The University of Chicago’s two-story, 2,450-sf Warren Woods Ecological Field Station is the first Passive House-certified laboratory in North America and only the fifth in the world. “Passive House” standards achieve minimal energy usage for heating and cooling, despite the presence of a minus-80-degree-Celsius freezer, plant growth chambers, an incubator, and tools for DNA extraction, all of which generate a lot of heat, coupled with a humid environment and a high level of occupancy by researchers.
The field station, located on 42 acres of land near Warren Woods State Park in southwestern Michigan, includes a main building with a fully equipped 450-sf wet laboratory, 35-seat seminar space for educational programs, kitchen, and a screened porch, plus three detached sleeping cabins and a bath house. The facility is owned and operated by the Department of Ecology and Evolution at the University of Chicago.
The area features lowland hardwood forest, climax beech-maple forest, remnant wet prairie, and part of the Galien River.
Research by faculty, postdoctoral students, and graduate students focuses on the origin and maintenance of biodiversity in butterflies, evolutionary trajectories, genetic basis of plant-pathogen interactions, origin of new genes, population dynamics of defoliating insects, and ecological interactions between local species, as well as botanical experiments in three fenced test plots. The facility is used primarily in the spring, summer, and fall, and occasionally in winter.
The heat-generating laboratory is located on the cooler north side of the building to reduce overheating. Extensive glazing, incorporating perforated steel sliding screen panels for solar shading, lines the south façade, where the main seminar space is located. With no furnace or air conditioning, a super-insulated building shell and an insulated foundation system, patented by GO Logic, will keep heating costs to $200 to $300 annually, 10 times less than a standard code-compliant building of the same size and layout. The façade is cedar, with a steel roof. Future plans include installation of a partial green roof to provide further interior cooling in the summer.

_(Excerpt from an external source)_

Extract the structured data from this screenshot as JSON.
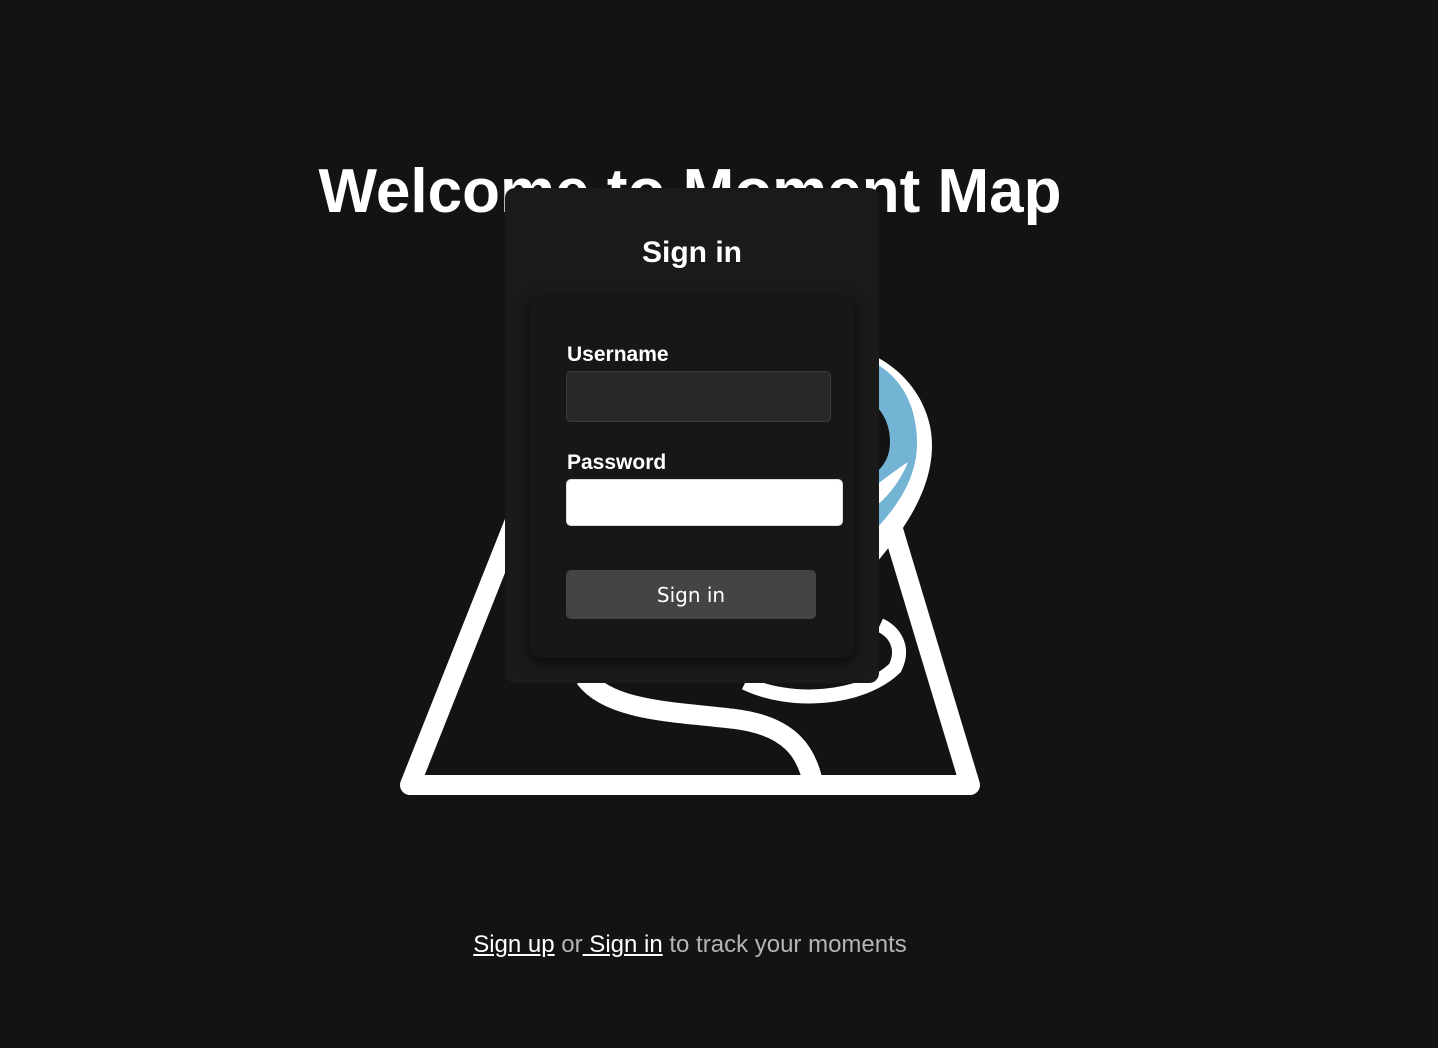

The facility has been awarded Passive House certification by the Passivhaus Institut in Darmstadt, Germany. Unlike LEED certification, which considers a variety of factors—including location, water efficiency, and use of reclaimed materials—Passive House certification focuses exclusively on energy savings.